--- Task goal ---
Identify all lines below that hold "meta" and collect them.
*-*-*
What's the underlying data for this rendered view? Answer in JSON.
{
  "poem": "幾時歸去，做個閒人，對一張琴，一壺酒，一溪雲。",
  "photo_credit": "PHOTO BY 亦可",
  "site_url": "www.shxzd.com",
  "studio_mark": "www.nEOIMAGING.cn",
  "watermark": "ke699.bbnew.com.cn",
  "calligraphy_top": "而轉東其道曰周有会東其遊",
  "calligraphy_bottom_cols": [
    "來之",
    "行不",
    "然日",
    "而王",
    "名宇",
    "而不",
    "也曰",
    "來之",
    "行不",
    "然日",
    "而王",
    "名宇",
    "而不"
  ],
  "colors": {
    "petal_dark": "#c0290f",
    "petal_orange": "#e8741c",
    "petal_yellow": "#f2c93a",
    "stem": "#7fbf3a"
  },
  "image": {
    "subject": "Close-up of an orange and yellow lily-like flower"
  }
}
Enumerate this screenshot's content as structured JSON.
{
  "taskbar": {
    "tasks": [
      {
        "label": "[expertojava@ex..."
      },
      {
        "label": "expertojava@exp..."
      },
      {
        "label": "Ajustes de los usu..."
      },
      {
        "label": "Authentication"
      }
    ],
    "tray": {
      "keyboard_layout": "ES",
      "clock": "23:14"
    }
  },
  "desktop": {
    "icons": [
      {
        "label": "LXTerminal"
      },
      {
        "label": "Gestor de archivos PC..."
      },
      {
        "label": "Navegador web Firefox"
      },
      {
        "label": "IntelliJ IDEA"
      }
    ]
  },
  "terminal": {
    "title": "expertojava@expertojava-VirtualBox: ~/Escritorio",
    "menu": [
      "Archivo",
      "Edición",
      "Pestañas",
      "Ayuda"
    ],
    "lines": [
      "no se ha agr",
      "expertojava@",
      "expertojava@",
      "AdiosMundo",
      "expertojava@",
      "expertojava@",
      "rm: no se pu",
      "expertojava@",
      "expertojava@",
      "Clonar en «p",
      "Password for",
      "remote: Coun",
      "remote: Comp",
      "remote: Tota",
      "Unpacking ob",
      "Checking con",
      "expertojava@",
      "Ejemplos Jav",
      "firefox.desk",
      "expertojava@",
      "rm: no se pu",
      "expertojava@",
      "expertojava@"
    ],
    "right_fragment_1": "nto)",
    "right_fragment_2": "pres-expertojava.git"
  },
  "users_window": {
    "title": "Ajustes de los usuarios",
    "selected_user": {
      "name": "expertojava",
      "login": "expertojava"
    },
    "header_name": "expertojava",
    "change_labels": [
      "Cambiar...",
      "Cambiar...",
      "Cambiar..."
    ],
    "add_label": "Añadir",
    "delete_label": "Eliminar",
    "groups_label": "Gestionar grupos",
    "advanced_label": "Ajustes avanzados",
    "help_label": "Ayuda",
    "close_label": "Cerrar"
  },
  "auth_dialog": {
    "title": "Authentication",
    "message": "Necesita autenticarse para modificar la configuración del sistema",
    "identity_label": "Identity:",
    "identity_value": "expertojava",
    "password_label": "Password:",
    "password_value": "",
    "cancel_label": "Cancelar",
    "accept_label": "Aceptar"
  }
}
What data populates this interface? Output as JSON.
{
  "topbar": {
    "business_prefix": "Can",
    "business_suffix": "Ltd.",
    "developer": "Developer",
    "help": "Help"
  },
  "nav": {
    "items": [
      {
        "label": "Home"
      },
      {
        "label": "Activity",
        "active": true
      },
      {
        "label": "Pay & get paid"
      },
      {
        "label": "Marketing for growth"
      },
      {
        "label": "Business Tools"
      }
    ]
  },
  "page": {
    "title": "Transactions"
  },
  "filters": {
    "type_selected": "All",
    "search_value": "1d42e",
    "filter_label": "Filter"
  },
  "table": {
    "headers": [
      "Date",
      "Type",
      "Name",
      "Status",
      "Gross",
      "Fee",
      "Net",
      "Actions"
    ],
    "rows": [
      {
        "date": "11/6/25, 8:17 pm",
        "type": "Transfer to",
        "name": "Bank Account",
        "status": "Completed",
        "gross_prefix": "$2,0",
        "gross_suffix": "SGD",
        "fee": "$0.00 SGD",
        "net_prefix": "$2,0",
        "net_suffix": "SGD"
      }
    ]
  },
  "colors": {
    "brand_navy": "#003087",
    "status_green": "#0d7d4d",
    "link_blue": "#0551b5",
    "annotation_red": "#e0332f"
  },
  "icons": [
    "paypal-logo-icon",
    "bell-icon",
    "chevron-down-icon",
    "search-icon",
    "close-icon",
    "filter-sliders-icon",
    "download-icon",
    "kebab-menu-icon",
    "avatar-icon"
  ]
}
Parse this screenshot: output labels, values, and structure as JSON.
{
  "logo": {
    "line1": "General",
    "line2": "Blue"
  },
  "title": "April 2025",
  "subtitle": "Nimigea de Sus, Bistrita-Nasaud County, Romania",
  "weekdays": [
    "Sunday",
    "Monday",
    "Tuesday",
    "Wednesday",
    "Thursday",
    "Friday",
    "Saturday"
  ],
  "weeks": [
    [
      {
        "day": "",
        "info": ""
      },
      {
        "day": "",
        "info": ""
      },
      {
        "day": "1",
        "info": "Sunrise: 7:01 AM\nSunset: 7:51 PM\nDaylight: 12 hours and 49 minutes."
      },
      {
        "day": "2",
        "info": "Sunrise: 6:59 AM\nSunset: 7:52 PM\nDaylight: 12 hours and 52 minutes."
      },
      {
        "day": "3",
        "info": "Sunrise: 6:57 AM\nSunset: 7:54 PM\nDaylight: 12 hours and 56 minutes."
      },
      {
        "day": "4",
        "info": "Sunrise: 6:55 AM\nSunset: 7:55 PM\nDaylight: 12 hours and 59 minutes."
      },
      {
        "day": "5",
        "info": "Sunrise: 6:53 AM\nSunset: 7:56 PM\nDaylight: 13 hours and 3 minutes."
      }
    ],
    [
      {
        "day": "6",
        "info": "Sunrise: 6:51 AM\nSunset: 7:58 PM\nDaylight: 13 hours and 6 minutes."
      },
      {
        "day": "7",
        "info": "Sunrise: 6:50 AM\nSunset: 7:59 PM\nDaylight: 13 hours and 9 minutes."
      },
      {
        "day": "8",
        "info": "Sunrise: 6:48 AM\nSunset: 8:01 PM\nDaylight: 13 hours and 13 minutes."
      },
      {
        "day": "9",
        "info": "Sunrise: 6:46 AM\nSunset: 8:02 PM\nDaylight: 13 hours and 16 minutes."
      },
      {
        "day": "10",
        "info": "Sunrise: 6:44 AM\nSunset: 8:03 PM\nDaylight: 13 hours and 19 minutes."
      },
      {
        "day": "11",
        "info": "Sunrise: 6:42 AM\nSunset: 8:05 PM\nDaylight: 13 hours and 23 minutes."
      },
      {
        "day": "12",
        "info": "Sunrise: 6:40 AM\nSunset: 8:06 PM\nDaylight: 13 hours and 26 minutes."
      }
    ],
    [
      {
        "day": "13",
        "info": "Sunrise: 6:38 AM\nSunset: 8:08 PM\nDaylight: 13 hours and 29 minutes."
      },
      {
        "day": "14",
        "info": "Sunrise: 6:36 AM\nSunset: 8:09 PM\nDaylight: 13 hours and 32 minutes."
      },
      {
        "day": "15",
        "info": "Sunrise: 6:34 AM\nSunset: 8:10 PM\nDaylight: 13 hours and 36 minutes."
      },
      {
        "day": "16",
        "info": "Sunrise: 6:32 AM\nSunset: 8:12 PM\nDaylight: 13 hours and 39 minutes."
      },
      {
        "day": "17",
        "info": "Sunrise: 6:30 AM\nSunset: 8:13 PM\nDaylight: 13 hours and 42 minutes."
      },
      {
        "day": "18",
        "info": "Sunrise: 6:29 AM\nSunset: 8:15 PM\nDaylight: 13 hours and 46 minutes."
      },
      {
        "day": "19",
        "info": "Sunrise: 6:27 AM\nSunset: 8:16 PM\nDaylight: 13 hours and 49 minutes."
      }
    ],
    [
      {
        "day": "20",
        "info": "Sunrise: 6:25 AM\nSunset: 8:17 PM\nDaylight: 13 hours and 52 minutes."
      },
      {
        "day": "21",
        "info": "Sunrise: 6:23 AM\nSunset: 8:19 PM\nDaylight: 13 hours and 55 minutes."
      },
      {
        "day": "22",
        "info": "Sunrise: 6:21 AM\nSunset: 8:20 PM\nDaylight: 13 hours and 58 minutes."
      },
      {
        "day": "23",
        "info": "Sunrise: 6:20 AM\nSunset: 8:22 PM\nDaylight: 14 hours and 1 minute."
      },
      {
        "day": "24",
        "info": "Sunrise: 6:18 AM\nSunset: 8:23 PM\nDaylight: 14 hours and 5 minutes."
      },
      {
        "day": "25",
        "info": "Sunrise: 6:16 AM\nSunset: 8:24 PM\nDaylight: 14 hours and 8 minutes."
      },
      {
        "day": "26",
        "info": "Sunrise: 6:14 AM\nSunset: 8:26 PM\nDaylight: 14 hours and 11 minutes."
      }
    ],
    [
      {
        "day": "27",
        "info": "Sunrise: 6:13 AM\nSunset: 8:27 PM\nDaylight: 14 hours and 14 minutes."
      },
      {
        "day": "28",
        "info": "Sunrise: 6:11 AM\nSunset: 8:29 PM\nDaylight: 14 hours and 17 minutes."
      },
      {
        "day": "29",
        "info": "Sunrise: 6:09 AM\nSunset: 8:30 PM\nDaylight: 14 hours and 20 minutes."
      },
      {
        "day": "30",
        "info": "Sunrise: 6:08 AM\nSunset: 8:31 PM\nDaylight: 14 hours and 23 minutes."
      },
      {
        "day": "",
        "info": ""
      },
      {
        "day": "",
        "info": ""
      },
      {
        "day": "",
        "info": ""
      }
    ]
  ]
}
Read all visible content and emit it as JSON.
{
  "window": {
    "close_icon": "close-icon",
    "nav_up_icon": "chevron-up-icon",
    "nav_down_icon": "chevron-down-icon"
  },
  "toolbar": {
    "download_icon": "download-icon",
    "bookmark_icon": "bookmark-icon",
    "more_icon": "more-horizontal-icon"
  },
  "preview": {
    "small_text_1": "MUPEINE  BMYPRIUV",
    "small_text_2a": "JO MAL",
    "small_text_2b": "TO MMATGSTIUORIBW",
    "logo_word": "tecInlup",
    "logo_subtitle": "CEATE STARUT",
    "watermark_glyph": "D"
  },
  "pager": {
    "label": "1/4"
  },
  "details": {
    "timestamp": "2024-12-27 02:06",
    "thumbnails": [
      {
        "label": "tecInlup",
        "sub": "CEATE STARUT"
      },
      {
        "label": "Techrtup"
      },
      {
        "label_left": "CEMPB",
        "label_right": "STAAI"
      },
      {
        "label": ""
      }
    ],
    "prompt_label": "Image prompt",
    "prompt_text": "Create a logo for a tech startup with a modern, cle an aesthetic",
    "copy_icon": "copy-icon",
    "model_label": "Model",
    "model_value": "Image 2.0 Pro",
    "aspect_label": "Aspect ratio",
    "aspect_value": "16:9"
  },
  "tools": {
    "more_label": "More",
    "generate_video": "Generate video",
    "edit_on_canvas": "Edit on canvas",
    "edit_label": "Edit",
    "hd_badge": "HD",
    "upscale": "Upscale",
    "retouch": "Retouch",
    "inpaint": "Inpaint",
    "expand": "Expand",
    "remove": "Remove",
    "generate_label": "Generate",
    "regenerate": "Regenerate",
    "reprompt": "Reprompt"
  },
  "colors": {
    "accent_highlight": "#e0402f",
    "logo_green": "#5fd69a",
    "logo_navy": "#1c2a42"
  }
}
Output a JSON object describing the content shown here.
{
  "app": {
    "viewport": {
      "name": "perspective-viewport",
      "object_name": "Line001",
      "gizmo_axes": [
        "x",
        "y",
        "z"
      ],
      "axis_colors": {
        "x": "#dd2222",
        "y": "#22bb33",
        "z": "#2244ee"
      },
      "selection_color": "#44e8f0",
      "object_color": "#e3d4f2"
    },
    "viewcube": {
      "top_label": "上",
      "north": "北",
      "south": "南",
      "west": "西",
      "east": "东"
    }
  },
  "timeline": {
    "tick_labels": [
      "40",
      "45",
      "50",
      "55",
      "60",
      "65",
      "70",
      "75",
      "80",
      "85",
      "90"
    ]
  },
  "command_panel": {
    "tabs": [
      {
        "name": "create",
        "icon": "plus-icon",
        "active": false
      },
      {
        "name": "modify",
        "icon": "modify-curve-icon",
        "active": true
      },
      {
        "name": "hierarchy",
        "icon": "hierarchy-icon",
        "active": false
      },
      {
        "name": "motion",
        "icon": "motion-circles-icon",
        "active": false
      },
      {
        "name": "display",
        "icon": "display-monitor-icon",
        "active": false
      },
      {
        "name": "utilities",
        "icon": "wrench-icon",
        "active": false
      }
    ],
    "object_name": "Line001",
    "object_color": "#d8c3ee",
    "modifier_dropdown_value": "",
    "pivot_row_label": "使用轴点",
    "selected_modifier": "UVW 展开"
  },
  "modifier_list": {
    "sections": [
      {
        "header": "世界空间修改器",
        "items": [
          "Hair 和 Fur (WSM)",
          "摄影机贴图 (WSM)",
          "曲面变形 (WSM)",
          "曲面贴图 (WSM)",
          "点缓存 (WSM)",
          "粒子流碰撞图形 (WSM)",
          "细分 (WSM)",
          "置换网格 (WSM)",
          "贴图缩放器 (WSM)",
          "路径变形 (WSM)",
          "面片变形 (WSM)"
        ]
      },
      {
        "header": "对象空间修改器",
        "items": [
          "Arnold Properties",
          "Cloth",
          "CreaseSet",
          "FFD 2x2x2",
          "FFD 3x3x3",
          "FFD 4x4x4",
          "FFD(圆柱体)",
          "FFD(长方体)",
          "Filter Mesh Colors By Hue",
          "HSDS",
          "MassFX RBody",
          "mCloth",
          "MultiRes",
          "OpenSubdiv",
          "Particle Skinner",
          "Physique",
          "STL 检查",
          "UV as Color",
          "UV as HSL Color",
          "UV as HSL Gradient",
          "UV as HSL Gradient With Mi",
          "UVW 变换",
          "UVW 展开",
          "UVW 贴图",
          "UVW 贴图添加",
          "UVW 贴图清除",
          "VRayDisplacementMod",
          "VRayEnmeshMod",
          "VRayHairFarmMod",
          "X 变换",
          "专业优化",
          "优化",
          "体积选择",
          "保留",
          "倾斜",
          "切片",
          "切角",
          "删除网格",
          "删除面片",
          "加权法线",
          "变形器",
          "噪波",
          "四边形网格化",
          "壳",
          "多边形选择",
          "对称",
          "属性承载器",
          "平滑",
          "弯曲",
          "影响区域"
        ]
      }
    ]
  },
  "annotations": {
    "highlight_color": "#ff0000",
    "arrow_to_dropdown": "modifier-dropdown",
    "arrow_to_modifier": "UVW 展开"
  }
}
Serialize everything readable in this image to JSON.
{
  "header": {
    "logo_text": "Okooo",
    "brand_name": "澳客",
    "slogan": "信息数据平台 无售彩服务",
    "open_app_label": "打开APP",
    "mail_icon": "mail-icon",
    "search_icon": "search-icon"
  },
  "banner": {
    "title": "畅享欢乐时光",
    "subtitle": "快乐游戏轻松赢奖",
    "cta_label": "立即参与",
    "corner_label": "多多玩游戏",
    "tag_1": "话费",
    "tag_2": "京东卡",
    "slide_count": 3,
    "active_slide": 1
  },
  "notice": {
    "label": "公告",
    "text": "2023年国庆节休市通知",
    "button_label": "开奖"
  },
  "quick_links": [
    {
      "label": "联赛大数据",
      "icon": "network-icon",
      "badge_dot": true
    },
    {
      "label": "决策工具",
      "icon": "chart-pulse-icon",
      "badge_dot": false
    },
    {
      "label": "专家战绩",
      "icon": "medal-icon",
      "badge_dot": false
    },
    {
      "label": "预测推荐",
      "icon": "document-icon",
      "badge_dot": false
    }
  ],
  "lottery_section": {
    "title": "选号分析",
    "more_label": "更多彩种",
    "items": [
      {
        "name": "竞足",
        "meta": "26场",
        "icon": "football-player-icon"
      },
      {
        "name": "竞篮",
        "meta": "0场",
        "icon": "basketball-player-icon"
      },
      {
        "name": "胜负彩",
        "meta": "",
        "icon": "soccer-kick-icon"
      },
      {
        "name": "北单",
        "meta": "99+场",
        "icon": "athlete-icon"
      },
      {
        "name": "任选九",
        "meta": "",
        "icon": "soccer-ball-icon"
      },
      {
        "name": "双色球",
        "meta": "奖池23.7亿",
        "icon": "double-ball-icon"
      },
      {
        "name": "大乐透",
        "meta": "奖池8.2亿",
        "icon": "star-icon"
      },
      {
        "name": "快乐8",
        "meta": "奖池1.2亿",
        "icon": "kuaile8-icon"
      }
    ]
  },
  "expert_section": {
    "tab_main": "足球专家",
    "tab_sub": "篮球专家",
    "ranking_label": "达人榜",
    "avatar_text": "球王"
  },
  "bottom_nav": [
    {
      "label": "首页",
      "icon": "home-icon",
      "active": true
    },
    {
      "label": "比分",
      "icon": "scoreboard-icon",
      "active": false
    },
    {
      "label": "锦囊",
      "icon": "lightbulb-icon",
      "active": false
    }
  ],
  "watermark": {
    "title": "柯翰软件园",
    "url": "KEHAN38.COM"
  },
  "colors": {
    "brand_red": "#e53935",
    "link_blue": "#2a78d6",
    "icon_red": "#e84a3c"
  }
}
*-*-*
--- Output for this task ---
        "meta": "26场",
        "meta": "0场",
        "meta": "",
        "meta": "99+场",
        "meta": "",
        "meta": "奖池23.7亿",
        "meta": "奖池8.2亿",
        "meta": "奖池1.2亿",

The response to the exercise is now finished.